Born from an idea that struck Mehta when he had “nothing to eat but siracha” in his apartment,” San Francisco-based Instacart was one of the pioneers of smartphone grocery delivery. It has come a long way from Mehta’s original concept, and now must coordinate orders from millions of households through more than 750 retailers across the U.S. and an army of delivery contractors for its model to work. Unlike Amazon.com Inc. or Gopuff, Instacart relies on retailers for inventory and charges fees to both customers and grocers.
Grocers first flocked to Instacart en-masse when Amazon bought Whole Foods in 2017, a deal many thought spelled the beginning of the end for brick-and-mortar grocery stores. After the pandemic forced supermarkets’ customers online, it tilted the scales further in Instacart’s favor, making its marketplace appear less like a partnership of equals and more of a marriage of convenience, at best.

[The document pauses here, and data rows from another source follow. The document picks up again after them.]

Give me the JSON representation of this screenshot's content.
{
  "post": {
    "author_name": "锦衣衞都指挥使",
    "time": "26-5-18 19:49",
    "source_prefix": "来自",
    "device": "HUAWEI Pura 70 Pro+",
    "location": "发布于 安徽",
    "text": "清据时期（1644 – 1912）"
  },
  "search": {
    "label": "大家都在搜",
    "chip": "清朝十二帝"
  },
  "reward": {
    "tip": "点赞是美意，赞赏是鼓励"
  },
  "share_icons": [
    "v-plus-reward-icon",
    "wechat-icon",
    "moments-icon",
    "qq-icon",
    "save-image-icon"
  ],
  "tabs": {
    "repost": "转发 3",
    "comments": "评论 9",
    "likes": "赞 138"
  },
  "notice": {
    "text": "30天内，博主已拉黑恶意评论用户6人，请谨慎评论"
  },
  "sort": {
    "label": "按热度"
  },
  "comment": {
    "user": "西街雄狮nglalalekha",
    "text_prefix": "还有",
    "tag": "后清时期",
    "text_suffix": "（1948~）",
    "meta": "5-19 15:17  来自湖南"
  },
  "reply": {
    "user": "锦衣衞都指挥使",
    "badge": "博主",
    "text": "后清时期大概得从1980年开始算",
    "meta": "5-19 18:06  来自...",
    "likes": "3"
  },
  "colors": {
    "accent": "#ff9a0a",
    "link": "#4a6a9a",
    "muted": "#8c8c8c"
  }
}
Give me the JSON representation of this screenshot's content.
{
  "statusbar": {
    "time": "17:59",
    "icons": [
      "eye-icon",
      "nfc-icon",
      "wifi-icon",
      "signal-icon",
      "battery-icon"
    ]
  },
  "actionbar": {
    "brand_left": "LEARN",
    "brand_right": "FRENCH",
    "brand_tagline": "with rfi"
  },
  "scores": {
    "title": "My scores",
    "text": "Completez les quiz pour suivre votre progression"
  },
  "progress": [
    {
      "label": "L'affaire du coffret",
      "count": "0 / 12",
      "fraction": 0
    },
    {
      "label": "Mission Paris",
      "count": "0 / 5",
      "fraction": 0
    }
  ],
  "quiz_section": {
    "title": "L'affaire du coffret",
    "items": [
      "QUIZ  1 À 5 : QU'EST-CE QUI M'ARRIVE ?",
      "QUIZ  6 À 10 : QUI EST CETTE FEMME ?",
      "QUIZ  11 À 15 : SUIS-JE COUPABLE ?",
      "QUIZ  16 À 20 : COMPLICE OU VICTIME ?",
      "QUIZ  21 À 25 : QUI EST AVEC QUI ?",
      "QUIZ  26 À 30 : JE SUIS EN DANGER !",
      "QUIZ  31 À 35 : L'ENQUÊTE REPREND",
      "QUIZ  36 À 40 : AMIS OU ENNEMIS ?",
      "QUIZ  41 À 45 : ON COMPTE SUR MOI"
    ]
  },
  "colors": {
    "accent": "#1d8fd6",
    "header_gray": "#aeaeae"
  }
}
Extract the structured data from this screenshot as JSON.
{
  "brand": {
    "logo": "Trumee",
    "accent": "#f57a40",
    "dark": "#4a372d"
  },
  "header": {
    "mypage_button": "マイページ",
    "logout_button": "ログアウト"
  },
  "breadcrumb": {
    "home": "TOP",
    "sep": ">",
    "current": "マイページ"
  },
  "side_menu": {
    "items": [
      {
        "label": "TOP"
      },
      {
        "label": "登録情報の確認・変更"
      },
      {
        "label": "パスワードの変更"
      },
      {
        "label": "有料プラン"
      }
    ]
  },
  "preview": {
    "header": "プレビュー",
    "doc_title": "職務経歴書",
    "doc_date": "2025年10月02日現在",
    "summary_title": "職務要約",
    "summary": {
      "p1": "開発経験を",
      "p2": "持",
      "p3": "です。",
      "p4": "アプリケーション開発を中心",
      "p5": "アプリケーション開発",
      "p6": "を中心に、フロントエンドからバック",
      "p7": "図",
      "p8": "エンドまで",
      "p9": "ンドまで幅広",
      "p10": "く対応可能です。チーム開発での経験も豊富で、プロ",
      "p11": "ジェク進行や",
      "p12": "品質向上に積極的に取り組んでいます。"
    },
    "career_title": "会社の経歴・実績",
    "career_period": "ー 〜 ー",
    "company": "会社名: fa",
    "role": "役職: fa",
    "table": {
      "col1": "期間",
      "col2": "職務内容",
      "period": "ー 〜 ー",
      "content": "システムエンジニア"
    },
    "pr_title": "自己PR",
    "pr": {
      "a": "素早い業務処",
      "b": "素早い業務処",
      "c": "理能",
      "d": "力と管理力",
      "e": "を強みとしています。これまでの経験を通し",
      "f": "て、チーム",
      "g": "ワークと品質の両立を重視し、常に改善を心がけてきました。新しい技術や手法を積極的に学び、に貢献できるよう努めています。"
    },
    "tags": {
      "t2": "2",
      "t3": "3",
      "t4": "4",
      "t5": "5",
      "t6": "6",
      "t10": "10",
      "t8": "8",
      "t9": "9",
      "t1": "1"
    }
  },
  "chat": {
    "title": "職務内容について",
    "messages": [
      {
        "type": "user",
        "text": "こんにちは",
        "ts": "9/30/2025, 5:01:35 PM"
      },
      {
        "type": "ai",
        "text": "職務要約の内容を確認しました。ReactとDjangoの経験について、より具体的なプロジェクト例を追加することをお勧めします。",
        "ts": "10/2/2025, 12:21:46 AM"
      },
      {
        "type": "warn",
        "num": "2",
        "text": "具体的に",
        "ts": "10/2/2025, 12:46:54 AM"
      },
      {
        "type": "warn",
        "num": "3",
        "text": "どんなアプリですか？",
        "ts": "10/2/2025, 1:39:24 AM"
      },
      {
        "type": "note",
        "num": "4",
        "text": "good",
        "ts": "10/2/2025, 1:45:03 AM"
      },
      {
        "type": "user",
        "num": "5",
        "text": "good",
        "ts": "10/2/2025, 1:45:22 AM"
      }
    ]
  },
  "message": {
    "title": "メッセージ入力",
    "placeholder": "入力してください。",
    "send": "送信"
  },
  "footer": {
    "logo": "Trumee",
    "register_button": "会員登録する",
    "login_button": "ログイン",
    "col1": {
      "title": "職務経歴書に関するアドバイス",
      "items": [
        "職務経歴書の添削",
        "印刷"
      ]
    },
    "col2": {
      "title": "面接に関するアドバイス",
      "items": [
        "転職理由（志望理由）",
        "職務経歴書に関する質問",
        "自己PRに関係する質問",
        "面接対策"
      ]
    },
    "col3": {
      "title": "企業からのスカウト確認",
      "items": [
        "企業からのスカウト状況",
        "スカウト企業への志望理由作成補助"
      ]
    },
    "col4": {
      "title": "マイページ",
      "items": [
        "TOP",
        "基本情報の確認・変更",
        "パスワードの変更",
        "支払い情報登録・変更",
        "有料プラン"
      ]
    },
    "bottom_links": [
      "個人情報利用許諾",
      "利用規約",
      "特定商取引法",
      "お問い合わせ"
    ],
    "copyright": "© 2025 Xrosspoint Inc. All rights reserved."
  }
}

When the company clinched a $39 billion valuation in March 2021, Instacart appeared to have the online grocery market cornered and its leadership cemented.